WORK TO BE COMPLETED: Retype every entry word for word.

====== SOURCE MATERIAL ======

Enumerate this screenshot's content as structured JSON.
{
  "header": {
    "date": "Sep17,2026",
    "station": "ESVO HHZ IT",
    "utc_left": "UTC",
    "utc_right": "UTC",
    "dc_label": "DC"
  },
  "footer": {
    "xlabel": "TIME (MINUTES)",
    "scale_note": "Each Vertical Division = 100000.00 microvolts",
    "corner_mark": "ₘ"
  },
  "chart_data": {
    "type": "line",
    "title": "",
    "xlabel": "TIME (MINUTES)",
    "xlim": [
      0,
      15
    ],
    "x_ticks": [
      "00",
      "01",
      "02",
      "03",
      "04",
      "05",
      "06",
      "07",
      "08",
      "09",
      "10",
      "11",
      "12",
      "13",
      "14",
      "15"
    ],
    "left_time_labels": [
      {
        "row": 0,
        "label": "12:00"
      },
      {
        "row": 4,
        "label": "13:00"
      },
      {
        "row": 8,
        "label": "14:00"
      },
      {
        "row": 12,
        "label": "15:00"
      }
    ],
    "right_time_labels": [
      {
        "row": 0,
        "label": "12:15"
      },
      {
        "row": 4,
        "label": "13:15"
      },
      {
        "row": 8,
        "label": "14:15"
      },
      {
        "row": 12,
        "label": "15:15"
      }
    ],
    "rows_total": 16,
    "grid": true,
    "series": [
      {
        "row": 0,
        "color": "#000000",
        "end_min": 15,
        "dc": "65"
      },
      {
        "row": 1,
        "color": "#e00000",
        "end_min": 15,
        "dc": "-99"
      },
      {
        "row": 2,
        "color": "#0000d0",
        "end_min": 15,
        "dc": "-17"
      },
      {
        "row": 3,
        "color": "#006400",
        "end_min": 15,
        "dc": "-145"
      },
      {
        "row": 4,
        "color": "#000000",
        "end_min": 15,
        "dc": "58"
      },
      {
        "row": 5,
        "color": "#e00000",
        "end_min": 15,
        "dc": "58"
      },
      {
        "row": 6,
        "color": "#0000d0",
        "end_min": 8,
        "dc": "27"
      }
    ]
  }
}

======

TASK SOLUTION:
Enumerate this screenshot's content as structured JSON.
{
  "header": {
    "date": "Sep17,2026",
    "station": "ESVO HHZ IT",
    "utc_left": "UTC",
    "utc_right": "UTC",
    "dc_label": "DC"
  },
  "footer": {
    "xlabel": "TIME (MINUTES)",
    "scale_note": "Each Vertical Division = 100000.00 microvolts",
    "corner_mark": "ₘ"
  },
  "chart_data": {
    "type": "line",
    "title": "",
    "xlabel": "TIME (MINUTES)",
    "xlim": [
      0,
      15
    ],
    "x_ticks": [
      "00",
      "01",
      "02",
      "03",
      "04",
      "05",
      "06",
      "07",
      "08",
      "09",
      "10",
      "11",
      "12",
      "13",
      "14",
      "15"
    ],
    "left_time_labels": [
      {
        "row": 0,
        "label": "12:00"
      },
      {
        "row": 4,
        "label": "13:00"
      },
      {
        "row": 8,
        "label": "14:00"
      },
      {
        "row": 12,
        "label": "15:00"
      }
    ],
    "right_time_labels": [
      {
        "row": 0,
        "label": "12:15"
      },
      {
        "row": 4,
        "label": "13:15"
      },
      {
        "row": 8,
        "label": "14:15"
      },
      {
        "row": 12,
        "label": "15:15"
      }
    ],
    "rows_total": 16,
    "grid": true,
    "series": [
      {
        "row": 0,
        "color": "#000000",
        "end_min": 15,
        "dc": "65"
      },
      {
        "row": 1,
        "color": "#e00000",
        "end_min": 15,
        "dc": "-99"
      },
      {
        "row": 2,
        "color": "#0000d0",
        "end_min": 15,
        "dc": "-17"
      },
      {
        "row": 3,
        "color": "#006400",
        "end_min": 15,
        "dc": "-145"
      },
      {
        "row": 4,
        "color": "#000000",
        "end_min": 15,
        "dc": "58"
      },
      {
        "row": 5,
        "color": "#e00000",
        "end_min": 15,
        "dc": "58"
      },
      {
        "row": 6,
        "color": "#0000d0",
        "end_min": 8,
        "dc": "27"
      }
    ]
  }
}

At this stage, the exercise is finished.